On those occasions when teams are able to get into an offensive set after breaking the press, Louisville plays a distinctive 2-3 zone. This is not like Syracuse's zone, which tries to keep everything on the outside and worries primarily about getting hands in passing lanes. In Louisville's 2-3, the guards continue to apply pressure on the ball, harassing the opposition to the point of fatigue, offensive fouls, ill-conceived passes or wayward dribbles. And with that long, athletic frontline hedging and helping, there's often nowhere for the guards to go.
When Reynolds or Fisher did find players like Cunningham or Anderson or Shane Clark around the paint, they were forced to shoot over and around long, athletic players. Meanwhile, Reynolds -- Villanova's most important player -- scored just two points and committed six turnovers.
"They really did a great job on him," said Wright about Louisville's defense of Reynolds, who entered the game averaging 15.9 points per game on the season. "They doubled him every time he had the ball in the backcourt. Anytime we ball screened, they iced him, forced him down to the baseline and doubled him [again]."
"When we play man or zone, we really put great emphasis on pressuring the basketball," said Pitino about his halfcourt defense. "We did it with West Virginia [in the regular-season finale last Saturday], we did it the other night with Providence. If we get beat, we rotate well."
It's no wonder that Louisville's defense wore down the Villanova offense, holding it to just 12-of-35 shooting inside, a woeful, 34.2 percentage on 2-pointers. The Cats were even more helpless in the second half, hitting on just 5-of-18 2-point attempts (27.8 percent).
Louisville's defense can wear down even a Villanova team built around superior backcourt play and one that has faced the defense often. Woe to the team that has just a day to prepare for it in the NCAA Tournament.
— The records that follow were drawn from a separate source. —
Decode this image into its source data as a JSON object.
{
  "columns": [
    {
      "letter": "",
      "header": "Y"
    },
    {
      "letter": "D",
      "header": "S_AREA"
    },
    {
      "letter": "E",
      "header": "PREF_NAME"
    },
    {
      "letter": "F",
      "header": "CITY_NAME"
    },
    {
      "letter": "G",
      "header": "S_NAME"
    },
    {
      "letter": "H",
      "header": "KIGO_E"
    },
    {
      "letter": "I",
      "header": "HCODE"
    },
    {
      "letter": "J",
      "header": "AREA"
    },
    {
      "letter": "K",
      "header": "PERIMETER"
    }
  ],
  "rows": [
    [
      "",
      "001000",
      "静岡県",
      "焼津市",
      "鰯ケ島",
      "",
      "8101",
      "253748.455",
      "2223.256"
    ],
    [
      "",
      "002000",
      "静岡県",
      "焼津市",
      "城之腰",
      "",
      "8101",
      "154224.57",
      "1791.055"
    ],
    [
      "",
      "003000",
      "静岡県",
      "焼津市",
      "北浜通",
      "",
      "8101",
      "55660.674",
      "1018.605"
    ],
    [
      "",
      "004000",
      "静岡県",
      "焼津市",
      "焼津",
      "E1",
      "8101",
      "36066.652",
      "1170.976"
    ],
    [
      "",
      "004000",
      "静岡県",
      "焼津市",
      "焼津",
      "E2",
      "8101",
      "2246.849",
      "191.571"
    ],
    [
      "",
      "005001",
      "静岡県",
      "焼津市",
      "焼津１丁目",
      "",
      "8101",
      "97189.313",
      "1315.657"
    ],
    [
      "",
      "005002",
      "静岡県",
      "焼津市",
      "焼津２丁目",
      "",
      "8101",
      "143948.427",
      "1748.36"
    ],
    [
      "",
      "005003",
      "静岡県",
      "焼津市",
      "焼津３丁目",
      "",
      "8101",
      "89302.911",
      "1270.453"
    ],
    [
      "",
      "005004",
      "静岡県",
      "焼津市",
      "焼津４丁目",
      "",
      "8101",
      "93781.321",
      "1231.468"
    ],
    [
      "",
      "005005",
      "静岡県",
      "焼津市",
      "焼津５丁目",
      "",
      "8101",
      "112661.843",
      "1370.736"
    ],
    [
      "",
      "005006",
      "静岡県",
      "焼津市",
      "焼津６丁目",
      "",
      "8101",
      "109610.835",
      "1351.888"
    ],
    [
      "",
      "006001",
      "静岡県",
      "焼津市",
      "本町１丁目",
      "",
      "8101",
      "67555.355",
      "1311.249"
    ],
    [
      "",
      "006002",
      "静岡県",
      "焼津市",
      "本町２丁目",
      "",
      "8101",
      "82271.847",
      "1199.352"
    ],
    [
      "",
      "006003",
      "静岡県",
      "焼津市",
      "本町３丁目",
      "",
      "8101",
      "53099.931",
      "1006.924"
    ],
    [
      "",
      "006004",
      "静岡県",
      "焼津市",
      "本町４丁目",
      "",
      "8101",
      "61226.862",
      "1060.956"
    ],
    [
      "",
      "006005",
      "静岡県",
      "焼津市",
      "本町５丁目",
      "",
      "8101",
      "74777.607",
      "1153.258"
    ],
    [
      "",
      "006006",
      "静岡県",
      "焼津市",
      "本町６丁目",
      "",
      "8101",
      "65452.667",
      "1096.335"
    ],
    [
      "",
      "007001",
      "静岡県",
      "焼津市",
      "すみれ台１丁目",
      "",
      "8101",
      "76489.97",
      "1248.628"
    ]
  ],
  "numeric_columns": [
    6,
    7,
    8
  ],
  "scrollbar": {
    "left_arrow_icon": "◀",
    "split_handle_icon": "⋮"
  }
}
For it's clear that the Cardinals' defense is championship caliber, and if that defense can continue to feed the offense with layups and open looks at three, they may indeed cut down the nets, both at Madison Square Garden on Saturday and at Ford Field in 24 days.